### [About this task]
Your answer should be a single number: the count of lines in the entries below that contain "tier".

### [Records for this task]
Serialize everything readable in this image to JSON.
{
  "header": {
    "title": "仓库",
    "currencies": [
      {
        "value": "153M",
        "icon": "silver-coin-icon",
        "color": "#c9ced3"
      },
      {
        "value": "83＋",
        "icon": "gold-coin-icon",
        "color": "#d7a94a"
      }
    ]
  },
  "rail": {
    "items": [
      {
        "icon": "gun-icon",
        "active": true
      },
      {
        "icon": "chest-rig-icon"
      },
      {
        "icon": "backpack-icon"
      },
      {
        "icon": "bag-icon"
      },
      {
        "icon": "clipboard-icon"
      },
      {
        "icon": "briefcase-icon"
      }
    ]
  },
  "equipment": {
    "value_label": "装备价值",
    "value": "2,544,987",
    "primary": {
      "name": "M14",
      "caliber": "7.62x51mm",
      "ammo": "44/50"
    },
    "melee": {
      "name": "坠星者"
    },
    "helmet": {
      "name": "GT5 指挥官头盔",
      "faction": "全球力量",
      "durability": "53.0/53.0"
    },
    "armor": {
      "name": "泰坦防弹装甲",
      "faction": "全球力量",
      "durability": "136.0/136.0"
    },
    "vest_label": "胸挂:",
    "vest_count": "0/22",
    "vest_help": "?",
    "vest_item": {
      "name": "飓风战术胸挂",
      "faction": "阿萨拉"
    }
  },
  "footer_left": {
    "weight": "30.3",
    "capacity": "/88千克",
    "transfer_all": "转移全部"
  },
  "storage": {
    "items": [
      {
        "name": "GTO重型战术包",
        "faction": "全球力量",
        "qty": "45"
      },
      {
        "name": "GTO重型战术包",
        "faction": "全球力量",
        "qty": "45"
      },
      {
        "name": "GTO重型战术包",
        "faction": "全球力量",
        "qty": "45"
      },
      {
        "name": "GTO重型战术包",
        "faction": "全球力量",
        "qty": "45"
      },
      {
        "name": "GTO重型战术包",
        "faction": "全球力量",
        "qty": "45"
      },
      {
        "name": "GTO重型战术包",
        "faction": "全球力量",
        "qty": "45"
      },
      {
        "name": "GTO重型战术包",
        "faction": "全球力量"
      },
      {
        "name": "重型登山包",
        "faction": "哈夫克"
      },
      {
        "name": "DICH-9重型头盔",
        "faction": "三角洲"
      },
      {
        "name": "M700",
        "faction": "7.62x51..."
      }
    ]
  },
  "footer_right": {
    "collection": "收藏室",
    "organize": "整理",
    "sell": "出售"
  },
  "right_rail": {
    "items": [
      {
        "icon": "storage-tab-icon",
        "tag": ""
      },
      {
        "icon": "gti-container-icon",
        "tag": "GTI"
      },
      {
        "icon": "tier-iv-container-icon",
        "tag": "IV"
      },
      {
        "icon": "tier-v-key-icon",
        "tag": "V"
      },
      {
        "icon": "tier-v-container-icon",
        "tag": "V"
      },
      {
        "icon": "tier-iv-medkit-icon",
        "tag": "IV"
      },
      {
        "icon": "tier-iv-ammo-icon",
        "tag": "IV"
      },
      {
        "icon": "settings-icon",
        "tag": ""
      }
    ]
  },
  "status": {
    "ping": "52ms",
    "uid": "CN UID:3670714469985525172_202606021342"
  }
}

### [Response area]
5